Data ->
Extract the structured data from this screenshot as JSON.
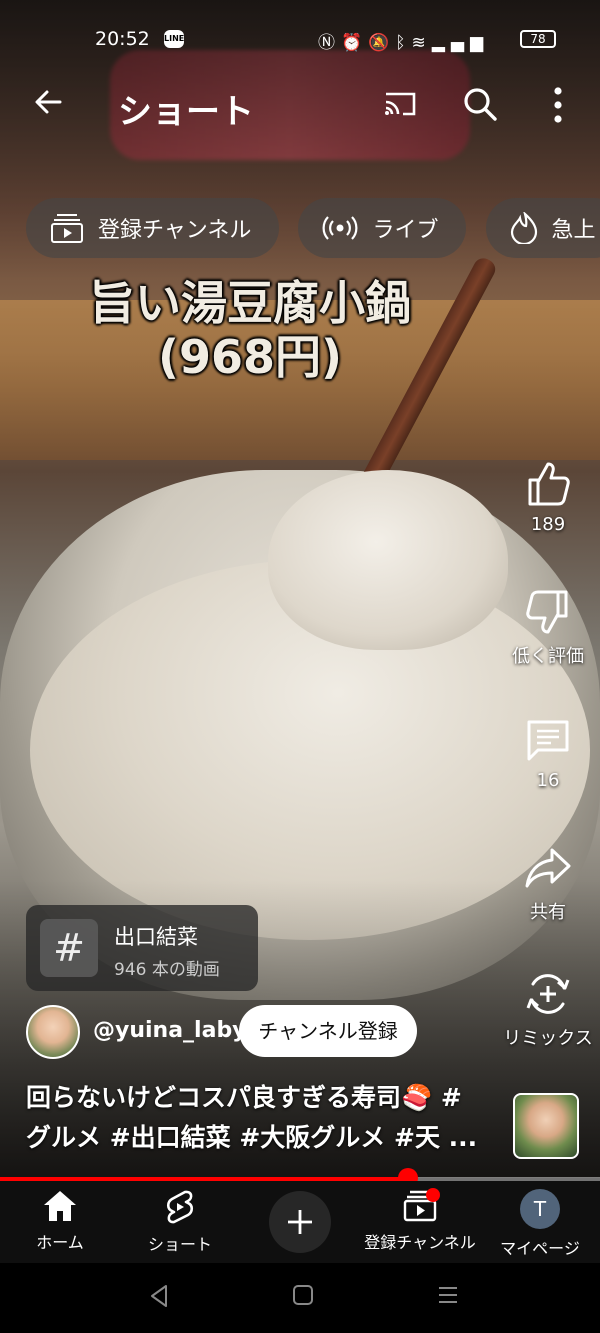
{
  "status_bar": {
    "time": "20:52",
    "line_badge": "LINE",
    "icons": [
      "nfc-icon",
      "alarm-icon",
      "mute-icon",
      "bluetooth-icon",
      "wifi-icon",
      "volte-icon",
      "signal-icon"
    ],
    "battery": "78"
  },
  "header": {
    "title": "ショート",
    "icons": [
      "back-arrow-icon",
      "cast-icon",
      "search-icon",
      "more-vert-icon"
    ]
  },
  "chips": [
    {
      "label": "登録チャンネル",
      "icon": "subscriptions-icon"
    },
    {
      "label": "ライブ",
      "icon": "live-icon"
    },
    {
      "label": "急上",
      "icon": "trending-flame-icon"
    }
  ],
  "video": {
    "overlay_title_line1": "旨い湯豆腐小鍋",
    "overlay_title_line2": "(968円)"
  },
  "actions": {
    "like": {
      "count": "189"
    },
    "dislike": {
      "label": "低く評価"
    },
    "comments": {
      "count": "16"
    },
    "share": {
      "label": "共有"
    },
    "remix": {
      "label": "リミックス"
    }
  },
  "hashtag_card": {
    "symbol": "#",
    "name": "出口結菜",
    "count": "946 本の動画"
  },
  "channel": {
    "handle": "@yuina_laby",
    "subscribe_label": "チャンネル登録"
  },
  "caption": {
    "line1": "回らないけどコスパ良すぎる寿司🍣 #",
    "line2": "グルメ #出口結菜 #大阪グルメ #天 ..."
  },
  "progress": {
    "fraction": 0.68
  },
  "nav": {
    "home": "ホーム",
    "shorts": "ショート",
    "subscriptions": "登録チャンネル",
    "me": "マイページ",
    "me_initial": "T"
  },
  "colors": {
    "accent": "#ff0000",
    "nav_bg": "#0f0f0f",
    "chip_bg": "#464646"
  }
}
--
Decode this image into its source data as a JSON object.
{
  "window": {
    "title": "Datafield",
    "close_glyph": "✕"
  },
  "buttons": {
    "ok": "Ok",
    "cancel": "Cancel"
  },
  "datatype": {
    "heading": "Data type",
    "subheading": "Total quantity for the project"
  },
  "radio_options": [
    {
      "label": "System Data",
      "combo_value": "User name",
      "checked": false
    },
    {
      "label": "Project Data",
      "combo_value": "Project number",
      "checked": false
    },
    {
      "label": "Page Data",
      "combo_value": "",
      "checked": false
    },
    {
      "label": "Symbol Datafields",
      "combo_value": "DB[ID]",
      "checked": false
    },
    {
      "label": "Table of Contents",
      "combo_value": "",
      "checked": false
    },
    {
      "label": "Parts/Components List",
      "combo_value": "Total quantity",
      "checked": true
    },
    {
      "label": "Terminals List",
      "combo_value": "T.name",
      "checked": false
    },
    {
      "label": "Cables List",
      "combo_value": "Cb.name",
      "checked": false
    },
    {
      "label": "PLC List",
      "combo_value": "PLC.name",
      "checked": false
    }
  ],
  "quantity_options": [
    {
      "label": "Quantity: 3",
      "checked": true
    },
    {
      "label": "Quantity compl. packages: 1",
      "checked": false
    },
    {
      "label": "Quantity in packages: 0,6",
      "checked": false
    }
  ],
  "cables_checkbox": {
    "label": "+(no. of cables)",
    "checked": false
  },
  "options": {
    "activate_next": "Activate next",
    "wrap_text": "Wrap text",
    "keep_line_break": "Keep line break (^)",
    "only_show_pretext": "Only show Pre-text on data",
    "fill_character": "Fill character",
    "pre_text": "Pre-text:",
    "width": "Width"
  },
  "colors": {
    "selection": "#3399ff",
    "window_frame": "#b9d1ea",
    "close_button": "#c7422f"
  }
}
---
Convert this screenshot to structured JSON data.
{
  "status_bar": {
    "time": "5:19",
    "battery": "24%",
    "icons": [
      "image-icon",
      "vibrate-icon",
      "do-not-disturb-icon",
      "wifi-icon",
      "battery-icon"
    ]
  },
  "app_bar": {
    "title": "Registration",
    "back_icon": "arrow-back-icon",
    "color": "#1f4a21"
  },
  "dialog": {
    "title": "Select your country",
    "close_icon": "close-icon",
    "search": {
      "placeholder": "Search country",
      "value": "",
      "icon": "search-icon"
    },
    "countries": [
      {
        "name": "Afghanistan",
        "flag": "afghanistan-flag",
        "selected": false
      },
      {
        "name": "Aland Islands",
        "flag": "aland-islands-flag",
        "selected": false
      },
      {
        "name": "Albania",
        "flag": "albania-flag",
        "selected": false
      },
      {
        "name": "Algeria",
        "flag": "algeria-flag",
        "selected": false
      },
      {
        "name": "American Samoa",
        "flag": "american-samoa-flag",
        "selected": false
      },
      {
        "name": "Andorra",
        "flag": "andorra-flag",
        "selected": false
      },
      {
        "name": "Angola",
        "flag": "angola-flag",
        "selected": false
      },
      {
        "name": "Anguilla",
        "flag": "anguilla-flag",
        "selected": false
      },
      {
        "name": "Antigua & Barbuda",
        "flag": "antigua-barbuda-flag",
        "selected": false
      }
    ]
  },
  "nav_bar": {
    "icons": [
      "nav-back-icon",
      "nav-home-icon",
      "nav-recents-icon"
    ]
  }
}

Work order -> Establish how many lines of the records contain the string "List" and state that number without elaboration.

Result below -> 4